- Accuracy in Media - https://www.aim.org -

Salon makes absurd argument for Build Back Better

Taxes suck money out of the economy, which is why the Build Back Better Bill is justified. So goes the logic at Salon in a defense of the bill.

But then, this is Salon on the subject of economics, so perhaps we should just be satisfied with it being a bad argument rather than a wrong one.

Salon really does say this too [1]: “The higher taxes on the wealthy and corporations that the House version of the bill calls for would reduce economic activity — by taking money out of the economy — offsetting some of the impact of the spending that would stimulate it.”

The article is trying to tell us that BBB won’t increase inflation – Senator Joe Manchin’s worry – because what is being injected into the economy by all the spending is also being sucked out of it by all the taxation. Which is in fact true which is why it’s not in fact a great argument in favour of the BBB. For if we agree that that’s what happens then what BBB is actually doing is not affecting the whole economy at all.

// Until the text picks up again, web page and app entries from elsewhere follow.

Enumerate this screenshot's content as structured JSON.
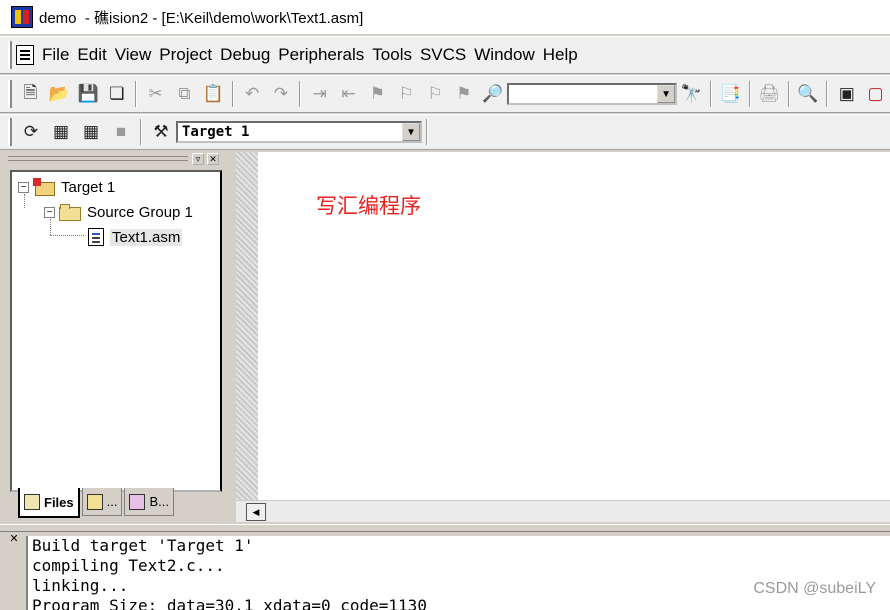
{
  "window": {
    "title": "demo  - 礁ision2 - [E:\\Keil\\demo\\work\\Text1.asm]"
  },
  "menu": {
    "items": [
      "File",
      "Edit",
      "View",
      "Project",
      "Debug",
      "Peripherals",
      "Tools",
      "SVCS",
      "Window",
      "Help"
    ]
  },
  "toolbar1": {
    "find_value": "",
    "icons": [
      "new-file-icon",
      "open-folder-icon",
      "save-icon",
      "save-all-icon",
      "cut-icon",
      "copy-icon",
      "paste-icon",
      "undo-icon",
      "redo-icon",
      "indent-icon",
      "unindent-icon",
      "bookmark-icon",
      "prev-bookmark-icon",
      "next-bookmark-icon",
      "clear-bookmarks-icon",
      "find-in-files-icon",
      "find-icon",
      "load-icon",
      "print-icon",
      "debug-icon",
      "window-layout-icon",
      "window-close-icon"
    ]
  },
  "toolbar2": {
    "target_select": "Target 1",
    "icons": [
      "translate-icon",
      "build-icon",
      "rebuild-icon",
      "stop-build-icon",
      "options-for-target-icon"
    ]
  },
  "project": {
    "root": "Target 1",
    "group": "Source Group 1",
    "file": "Text1.asm"
  },
  "tabs": {
    "files": "Files",
    "regs": "...",
    "books": "B..."
  },
  "editor": {
    "annotation": "写汇编程序"
  },
  "output": {
    "lines": [
      "Build target 'Target 1'",
      "compiling Text2.c...",
      "linking...",
      "Program Size: data=30.1 xdata=0 code=1130"
    ]
  },
  "watermark": "CSDN @subeiLY"
}
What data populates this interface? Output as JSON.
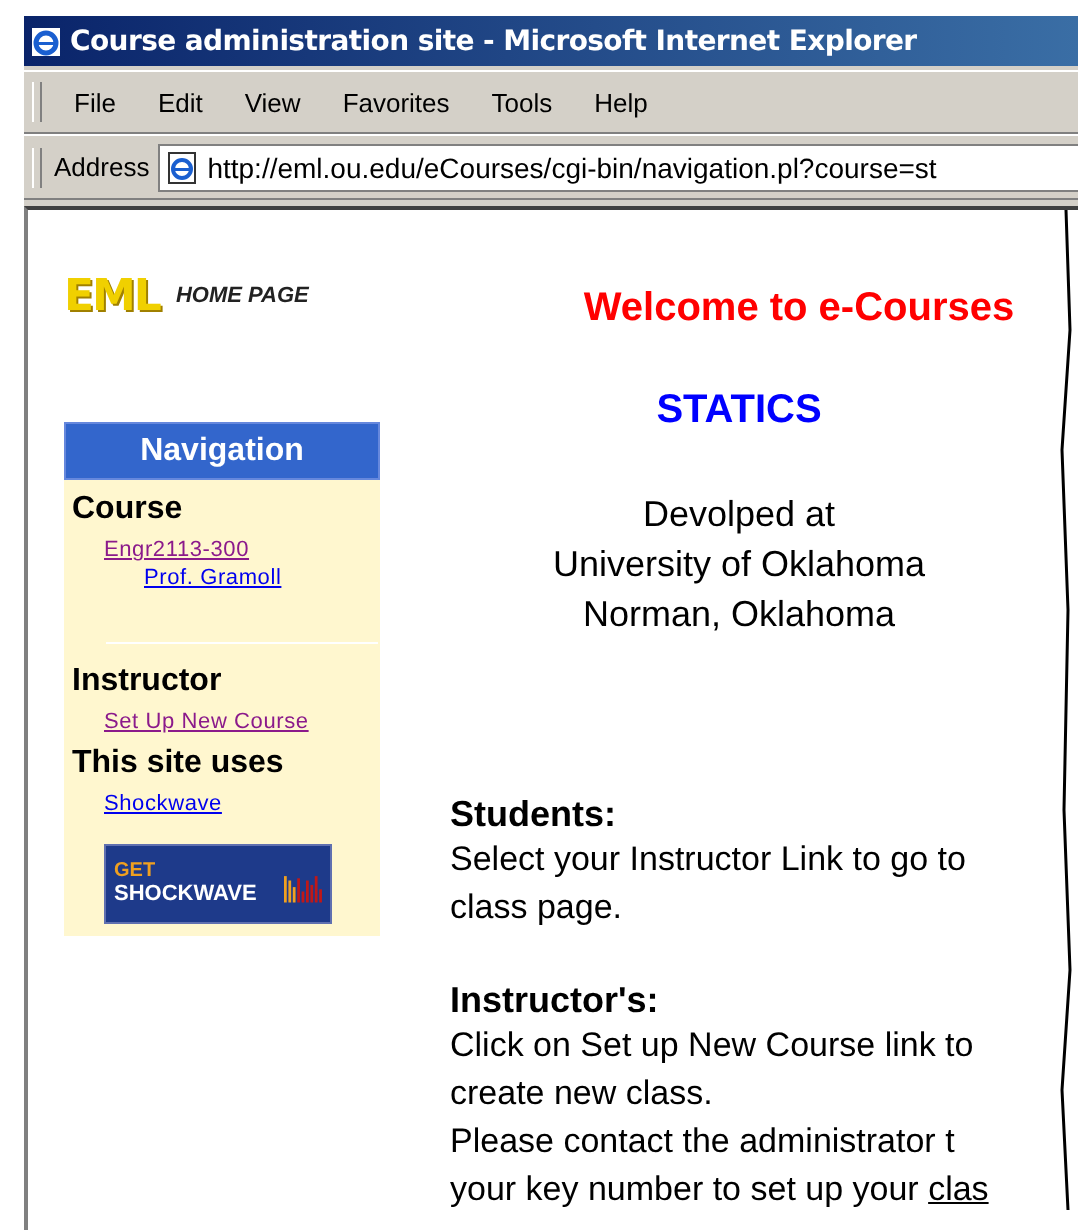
{
  "window": {
    "title": "Course administration site - Microsoft Internet Explorer"
  },
  "menu": [
    "File",
    "Edit",
    "View",
    "Favorites",
    "Tools",
    "Help"
  ],
  "address": {
    "label": "Address",
    "value": "http://eml.ou.edu/eCourses/cgi-bin/navigation.pl?course=st"
  },
  "logo": {
    "mark": "EML",
    "caption": "HOME PAGE"
  },
  "navigation": {
    "title": "Navigation",
    "sections": [
      {
        "heading": "Course",
        "links": [
          {
            "label": "Engr2113-300",
            "visited": true,
            "children": [
              {
                "label": "Prof. Gramoll",
                "visited": false
              }
            ]
          }
        ]
      },
      {
        "heading": "Instructor",
        "links": [
          {
            "label": "Set Up New Course",
            "visited": true
          }
        ]
      },
      {
        "heading": "This site uses",
        "links": [
          {
            "label": "Shockwave",
            "visited": false
          }
        ]
      }
    ],
    "badge": {
      "top": "GET",
      "bottom": "SHOCKWAVE"
    }
  },
  "main": {
    "welcome": "Welcome to e-Courses",
    "course": "STATICS",
    "credits": [
      "Devolped at",
      "University of Oklahoma",
      "Norman, Oklahoma"
    ],
    "sections": [
      {
        "heading": "Students:",
        "lines": [
          {
            "text": "Select your Instructor Link to go to"
          },
          {
            "text": "class page."
          }
        ]
      },
      {
        "heading": "Instructor's:",
        "lines": [
          {
            "text": "Click on Set up New Course link to"
          },
          {
            "text": "create new class."
          },
          {
            "text": "Please contact the administrator t"
          },
          {
            "text": "your key number to set up your ",
            "link": "clas"
          }
        ]
      }
    ]
  }
}
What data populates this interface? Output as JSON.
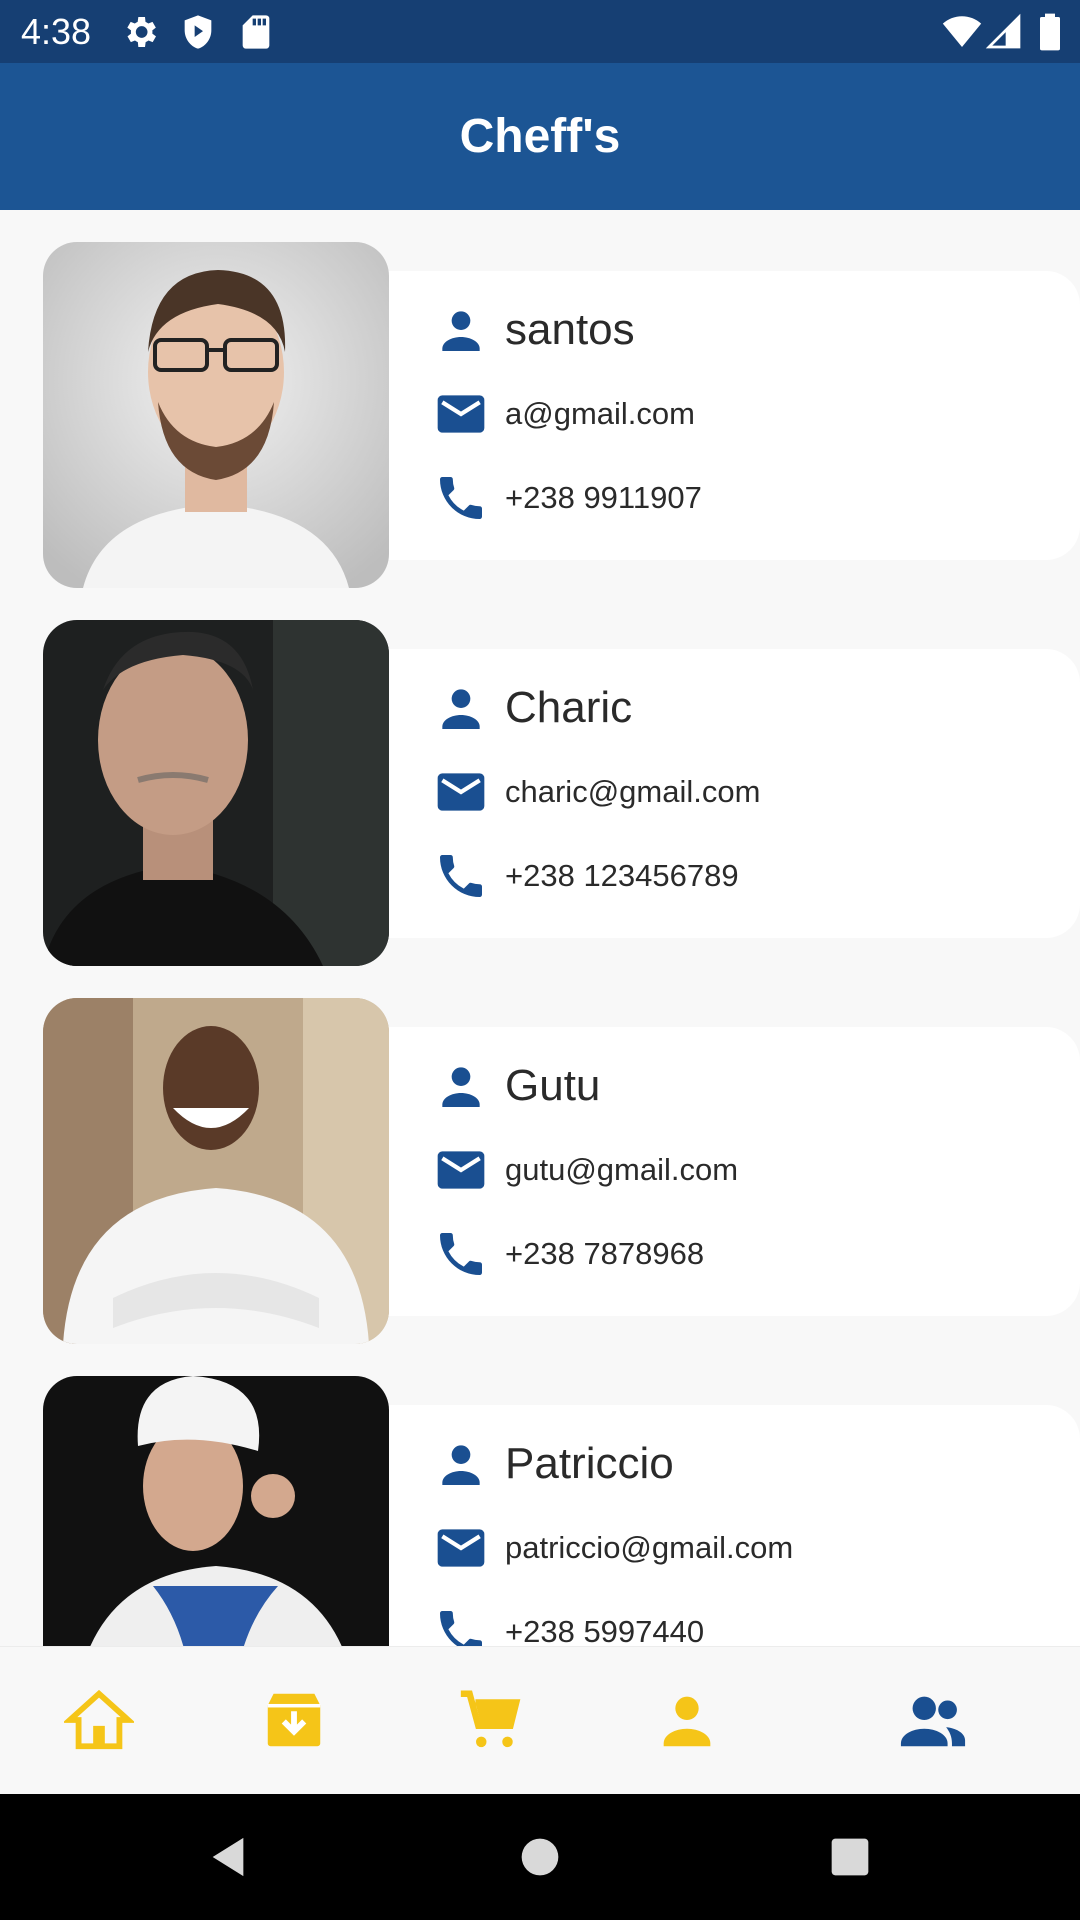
{
  "status_bar": {
    "time": "4:38",
    "icons": [
      "settings-icon",
      "shield-play-icon",
      "sd-card-icon",
      "wifi-icon",
      "signal-icon",
      "battery-icon"
    ]
  },
  "app_bar": {
    "title": "Cheff's"
  },
  "chefs": [
    {
      "name": "santos",
      "email": "a@gmail.com",
      "phone": "+238 9911907"
    },
    {
      "name": "Charic",
      "email": "charic@gmail.com",
      "phone": "+238 123456789"
    },
    {
      "name": "Gutu",
      "email": "gutu@gmail.com",
      "phone": "+238 7878968"
    },
    {
      "name": "Patriccio",
      "email": "patriccio@gmail.com",
      "phone": "+238 5997440"
    }
  ],
  "bottom_nav": {
    "items": [
      "home-icon",
      "inbox-download-icon",
      "cart-icon",
      "person-icon",
      "people-icon"
    ],
    "active": "people-icon"
  },
  "colors": {
    "primary": "#1c5594",
    "status_bar": "#163f73",
    "icon_blue": "#1a4f91",
    "nav_inactive": "#f5c518",
    "background": "#f8f8f8"
  }
}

It’s just taking some money of those who earned it fair and square and spending it on those who didn’t.

This isn’t an unusual finding either. A recent report from the academic, economic, research confirms it [2]: “From a theoretical perspective, general profit taxes should have sizeable disincentive effects on innovative activity, as higher taxes reduce the after-tax returns on investment.”

Innovative activity is also known as “making the future richer.”

Salon is listed by some measurements as still a major media outlet. It gains some 8 million views a month. It would help their readers if their economic coverage were rather more based.

The argument being made is that the BBB is good because it won’t increase inflation. Yet the method by which it won’t increase inflation is taxation of innovation and growth – which isn’t a good thing. In fact, the entire defence of BBB is that it just takes money from those who make it to send to those who don’t. Which isn’t known as a great way of expanding the economy.